§ Assignment: Word for word and without images, reproduce the listing that follows.

....

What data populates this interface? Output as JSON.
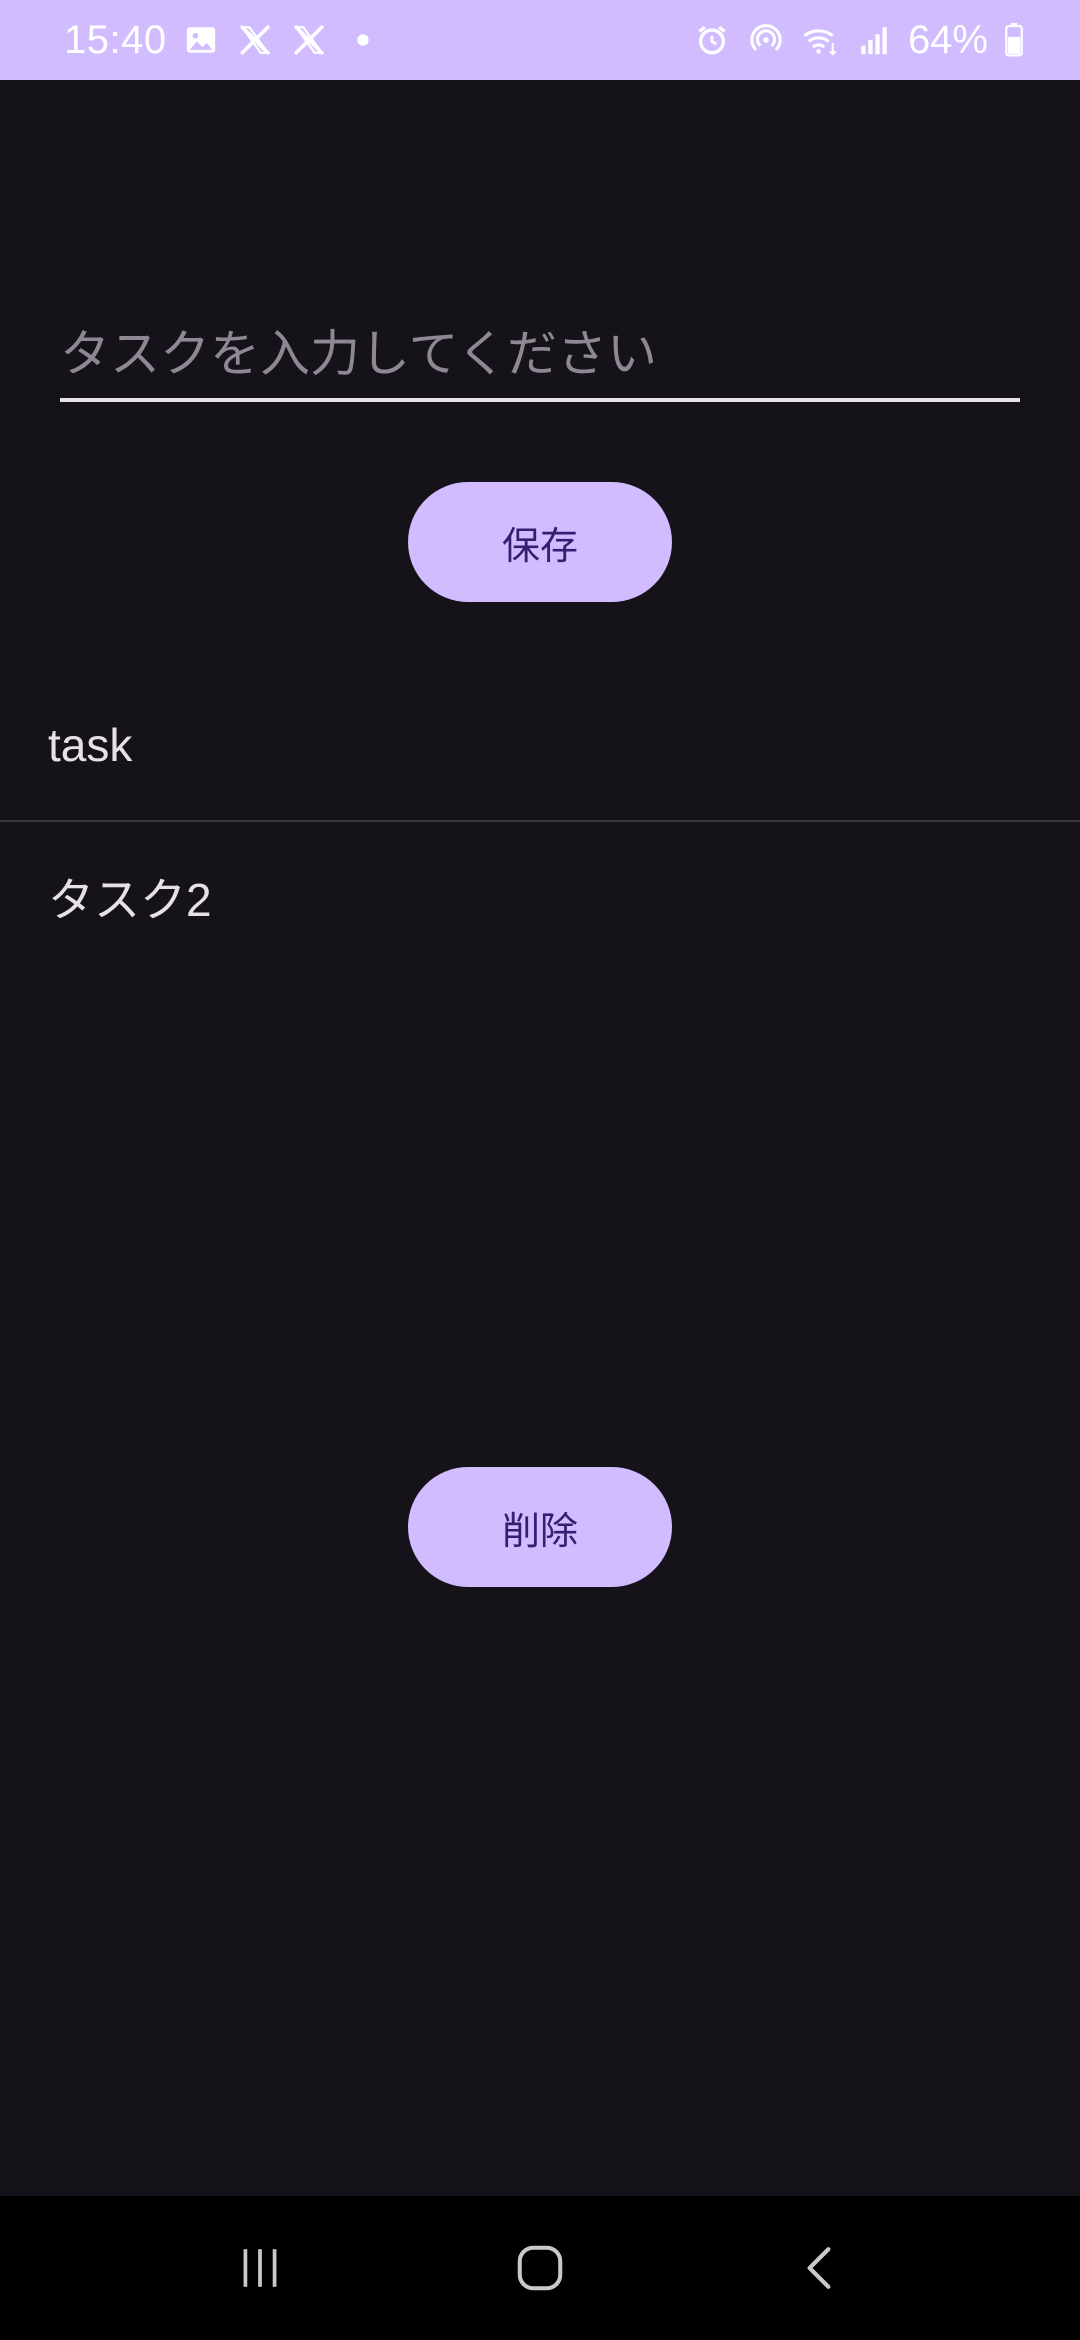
{
  "status_bar": {
    "time": "15:40",
    "battery": "64%",
    "left_icons": [
      "gallery-icon",
      "x-app-icon",
      "x-app-icon",
      "notification-dot-icon"
    ],
    "right_icons": [
      "alarm-icon",
      "hotspot-icon",
      "wifi-icon",
      "signal-icon",
      "battery-icon"
    ],
    "background_color": "#d0bcff"
  },
  "task_input": {
    "value": "",
    "placeholder": "タスクを入力してください"
  },
  "save_button": {
    "label": "保存"
  },
  "tasks": [
    {
      "label": "task"
    },
    {
      "label": "タスク2"
    }
  ],
  "delete_button": {
    "label": "削除"
  },
  "nav_bar": {
    "buttons": [
      "recent-apps-icon",
      "home-icon",
      "back-icon"
    ]
  },
  "colors": {
    "background": "#151219",
    "accent": "#d0bcff",
    "on_accent": "#381e72",
    "text": "#e6e0e9"
  }
}
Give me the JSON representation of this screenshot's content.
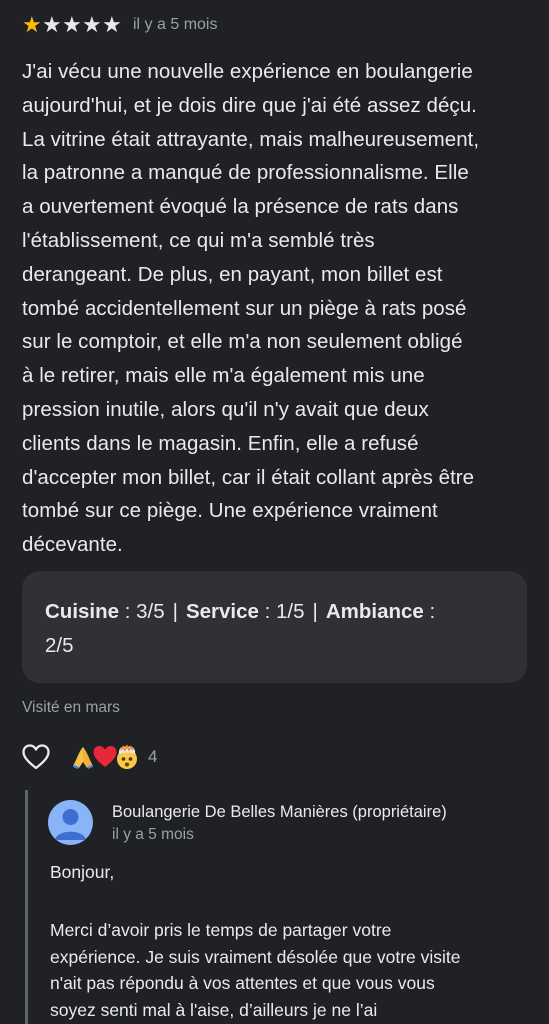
{
  "review": {
    "rating": 1,
    "max_rating": 5,
    "time_ago": "il y a 5 mois",
    "text": "J'ai vécu une nouvelle expérience en boulangerie\naujourd'hui, et je dois dire que j'ai été assez déçu.\nLa vitrine était attrayante, mais malheureusement,\nla patronne a manqué de professionnalisme. Elle\na ouvertement évoqué la présence de rats dans\nl'établissement, ce qui m'a semblé très\nderangeant. De plus, en payant, mon billet est\ntombé accidentellement sur un piège à rats posé\nsur le comptoir, et elle m'a non seulement obligé\nà le retirer, mais elle m'a également mis une\npression inutile, alors qu'il n'y avait que deux\nclients dans le magasin. Enfin, elle a refusé\nd'accepter mon billet, car il était collant après être\ntombé sur ce piège. Une expérience vraiment\ndécevante.",
    "subratings": {
      "cuisine_label": "Cuisine",
      "cuisine_value": " : 3/5",
      "service_label": "Service",
      "service_value": " : 1/5",
      "ambiance_label": "Ambiance",
      "ambiance_value": " :",
      "ambiance_value_line2": "2/5"
    },
    "visited": "Visité en mars",
    "reactions": {
      "emojis": [
        "folded-hands",
        "red-heart",
        "face-with-exploding-head"
      ],
      "count": "4"
    }
  },
  "owner_reply": {
    "name": "Boulangerie De Belles Manières (propriétaire)",
    "time_ago": "il y a 5 mois",
    "greeting": "Bonjour,",
    "body": "Merci d’avoir pris le temps de partager votre\nexpérience. Je suis vraiment désolée que votre visite\nn'ait pas répondu à vos attentes et que vous vous\nsoyez senti mal à l'aise, d’ailleurs je ne l’ai"
  },
  "colors": {
    "background": "#202124",
    "star_filled": "#fbbc04",
    "card_background": "#303134",
    "avatar": "#8ab4f8",
    "muted_text": "#9aa0a6"
  }
}
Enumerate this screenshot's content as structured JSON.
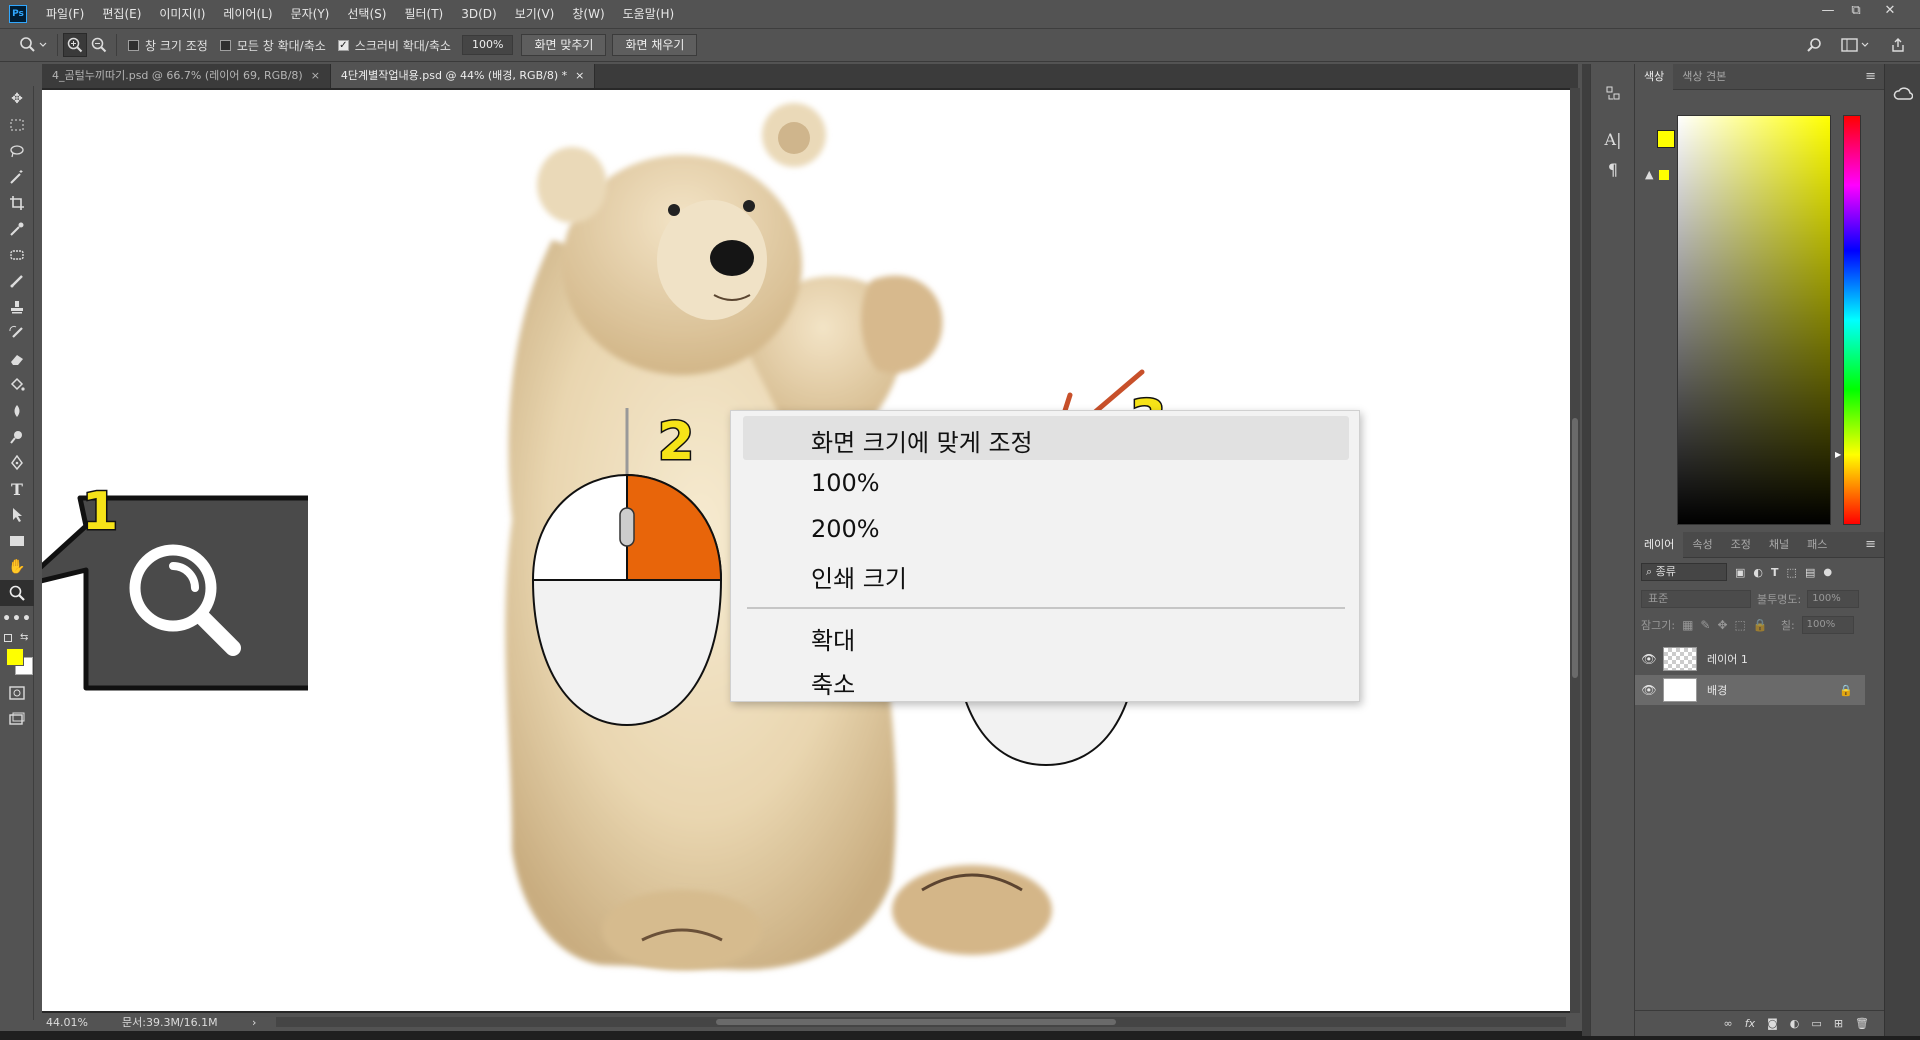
{
  "menubar": {
    "logo": "Ps",
    "items": [
      "파일(F)",
      "편집(E)",
      "이미지(I)",
      "레이어(L)",
      "문자(Y)",
      "선택(S)",
      "필터(T)",
      "3D(D)",
      "보기(V)",
      "창(W)",
      "도움말(H)"
    ]
  },
  "window_controls": {
    "minimize": "—",
    "restore": "⧉",
    "close": "✕"
  },
  "options": {
    "resize_windows": "창 크기 조정",
    "zoom_all_windows": "모든 창 확대/축소",
    "scrubby_zoom": "스크러비 확대/축소",
    "scrubby_zoom_checked": true,
    "zoom_value": "100%",
    "fit_screen": "화면 맞추기",
    "fill_screen": "화면 채우기"
  },
  "tabs": [
    {
      "label": "4_곰털누끼따기.psd @ 66.7% (레이어 69, RGB/8)",
      "close": "×"
    },
    {
      "label": "4단계별작업내용.psd @ 44% (배경, RGB/8) *",
      "close": "×"
    }
  ],
  "status": {
    "zoom": "44.01%",
    "doc": "문서:39.3M/16.1M",
    "arrow": "›"
  },
  "context_menu": {
    "items": [
      "화면 크기에 맞게 조정",
      "100%",
      "200%",
      "인쇄 크기",
      "확대",
      "축소"
    ],
    "highlighted_index": 0
  },
  "callouts": {
    "one": "1",
    "two": "2",
    "three": "3"
  },
  "colors": {
    "foreground": "#ffff00",
    "background": "#ffffff",
    "mouse_button": "#e8650a",
    "checkmark": "#c8502a",
    "callout_number": "#f6e318"
  },
  "color_panel": {
    "tab_color": "색상",
    "tab_swatches": "색상 견본"
  },
  "layers_panel": {
    "tabs": [
      "레이어",
      "속성",
      "조정",
      "채널",
      "패스"
    ],
    "filter_kind": "종류",
    "blend_mode": "표준",
    "opacity_label": "불투명도:",
    "opacity_value": "100%",
    "lock_label": "잠그기:",
    "fill_label": "칠:",
    "fill_value": "100%",
    "layers": [
      {
        "name": "레이어 1",
        "visible": true,
        "locked": false
      },
      {
        "name": "배경",
        "visible": true,
        "locked": true
      }
    ]
  }
}
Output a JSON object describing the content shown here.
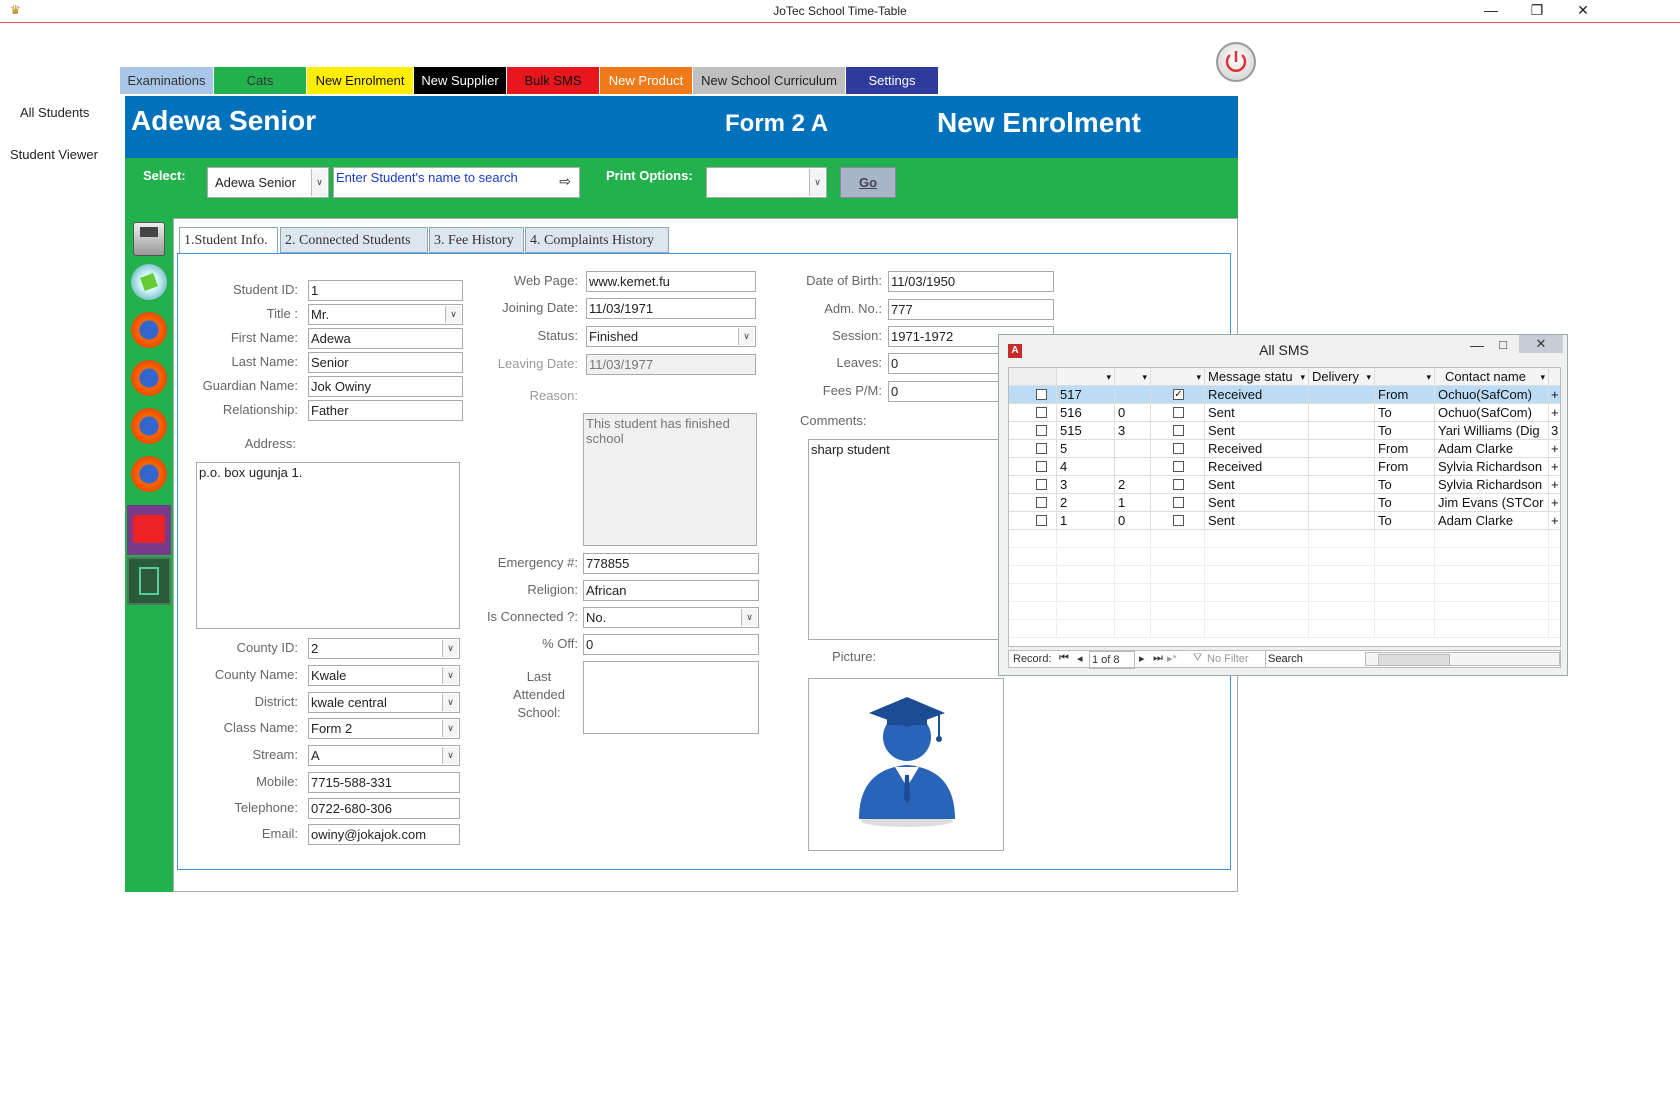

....

§ Completed task:
What data populates this interface? Output as JSON.
{
  "status_bar": {
    "time": "15:40",
    "battery": "64%",
    "left_icons": [
      "gallery-icon",
      "x-app-icon",
      "x-app-icon",
      "notification-dot-icon"
    ],
    "right_icons": [
      "alarm-icon",
      "hotspot-icon",
      "wifi-icon",
      "signal-icon",
      "battery-icon"
    ],
    "background_color": "#d0bcff"
  },
  "task_input": {
    "value": "",
    "placeholder": "タスクを入力してください"
  },
  "save_button": {
    "label": "保存"
  },
  "tasks": [
    {
      "label": "task"
    },
    {
      "label": "タスク2"
    }
  ],
  "delete_button": {
    "label": "削除"
  },
  "nav_bar": {
    "buttons": [
      "recent-apps-icon",
      "home-icon",
      "back-icon"
    ]
  },
  "colors": {
    "background": "#151219",
    "accent": "#d0bcff",
    "on_accent": "#381e72",
    "text": "#e6e0e9"
  }
}
Give me the JSON representation of this screenshot's content.
{
  "review": {
    "rating": 1,
    "max_rating": 5,
    "time_ago": "il y a 5 mois",
    "text": "J'ai vécu une nouvelle expérience en boulangerie\naujourd'hui, et je dois dire que j'ai été assez déçu.\nLa vitrine était attrayante, mais malheureusement,\nla patronne a manqué de professionnalisme. Elle\na ouvertement évoqué la présence de rats dans\nl'établissement, ce qui m'a semblé très\nderangeant. De plus, en payant, mon billet est\ntombé accidentellement sur un piège à rats posé\nsur le comptoir, et elle m'a non seulement obligé\nà le retirer, mais elle m'a également mis une\npression inutile, alors qu'il n'y avait que deux\nclients dans le magasin. Enfin, elle a refusé\nd'accepter mon billet, car il était collant après être\ntombé sur ce piège. Une expérience vraiment\ndécevante.",
    "subratings": {
      "cuisine_label": "Cuisine",
      "cuisine_value": " : 3/5",
      "service_label": "Service",
      "service_value": " : 1/5",
      "ambiance_label": "Ambiance",
      "ambiance_value": " :",
      "ambiance_value_line2": "2/5"
    },
    "visited": "Visité en mars",
    "reactions": {
      "emojis": [
        "folded-hands",
        "red-heart",
        "face-with-exploding-head"
      ],
      "count": "4"
    }
  },
  "owner_reply": {
    "name": "Boulangerie De Belles Manières (propriétaire)",
    "time_ago": "il y a 5 mois",
    "greeting": "Bonjour,",
    "body": "Merci d’avoir pris le temps de partager votre\nexpérience. Je suis vraiment désolée que votre visite\nn'ait pas répondu à vos attentes et que vous vous\nsoyez senti mal à l'aise, d’ailleurs je ne l’ai"
  },
  "colors": {
    "background": "#202124",
    "star_filled": "#fbbc04",
    "card_background": "#303134",
    "avatar": "#8ab4f8",
    "muted_text": "#9aa0a6"
  }
}
Enumerate this screenshot's content as structured JSON.
{
  "menubar": {
    "logo": "Ps",
    "items": [
      "파일(F)",
      "편집(E)",
      "이미지(I)",
      "레이어(L)",
      "문자(Y)",
      "선택(S)",
      "필터(T)",
      "3D(D)",
      "보기(V)",
      "창(W)",
      "도움말(H)"
    ]
  },
  "window_controls": {
    "minimize": "—",
    "restore": "⧉",
    "close": "✕"
  },
  "options": {
    "resize_windows": "창 크기 조정",
    "zoom_all_windows": "모든 창 확대/축소",
    "scrubby_zoom": "스크러비 확대/축소",
    "scrubby_zoom_checked": true,
    "zoom_value": "100%",
    "fit_screen": "화면 맞추기",
    "fill_screen": "화면 채우기"
  },
  "tabs": [
    {
      "label": "4_곰털누끼따기.psd @ 66.7% (레이어 69, RGB/8)",
      "close": "×"
    },
    {
      "label": "4단계별작업내용.psd @ 44% (배경, RGB/8) *",
      "close": "×"
    }
  ],
  "status": {
    "zoom": "44.01%",
    "doc": "문서:39.3M/16.1M",
    "arrow": "›"
  },
  "context_menu": {
    "items": [
      "화면 크기에 맞게 조정",
      "100%",
      "200%",
      "인쇄 크기",
      "확대",
      "축소"
    ],
    "highlighted_index": 0
  },
  "callouts": {
    "one": "1",
    "two": "2",
    "three": "3"
  },
  "colors": {
    "foreground": "#ffff00",
    "background": "#ffffff",
    "mouse_button": "#e8650a",
    "checkmark": "#c8502a",
    "callout_number": "#f6e318"
  },
  "color_panel": {
    "tab_color": "색상",
    "tab_swatches": "색상 견본"
  },
  "layers_panel": {
    "tabs": [
      "레이어",
      "속성",
      "조정",
      "채널",
      "패스"
    ],
    "filter_kind": "종류",
    "blend_mode": "표준",
    "opacity_label": "불투명도:",
    "opacity_value": "100%",
    "lock_label": "잠그기:",
    "fill_label": "칠:",
    "fill_value": "100%",
    "layers": [
      {
        "name": "레이어 1",
        "visible": true,
        "locked": false
      },
      {
        "name": "배경",
        "visible": true,
        "locked": true
      }
    ]
  }
}
Output a JSON object describing the content shown here.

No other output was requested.